◆ GIVEN ENTRIES
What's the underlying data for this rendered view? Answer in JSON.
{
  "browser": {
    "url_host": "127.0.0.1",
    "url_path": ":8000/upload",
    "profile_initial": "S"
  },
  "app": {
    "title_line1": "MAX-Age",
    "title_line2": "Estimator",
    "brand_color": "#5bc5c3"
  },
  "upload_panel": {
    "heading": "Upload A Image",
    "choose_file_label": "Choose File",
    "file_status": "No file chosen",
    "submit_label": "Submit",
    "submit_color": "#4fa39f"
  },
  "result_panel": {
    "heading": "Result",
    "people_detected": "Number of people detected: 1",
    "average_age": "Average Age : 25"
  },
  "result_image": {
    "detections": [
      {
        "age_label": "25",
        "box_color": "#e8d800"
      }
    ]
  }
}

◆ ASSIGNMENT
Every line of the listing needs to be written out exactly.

◆ ANSWER BELOW
What's the underlying data for this rendered view? Answer in JSON.
{
  "browser": {
    "url_host": "127.0.0.1",
    "url_path": ":8000/upload",
    "profile_initial": "S"
  },
  "app": {
    "title_line1": "MAX-Age",
    "title_line2": "Estimator",
    "brand_color": "#5bc5c3"
  },
  "upload_panel": {
    "heading": "Upload A Image",
    "choose_file_label": "Choose File",
    "file_status": "No file chosen",
    "submit_label": "Submit",
    "submit_color": "#4fa39f"
  },
  "result_panel": {
    "heading": "Result",
    "people_detected": "Number of people detected: 1",
    "average_age": "Average Age : 25"
  },
  "result_image": {
    "detections": [
      {
        "age_label": "25",
        "box_color": "#e8d800"
      }
    ]
  }
}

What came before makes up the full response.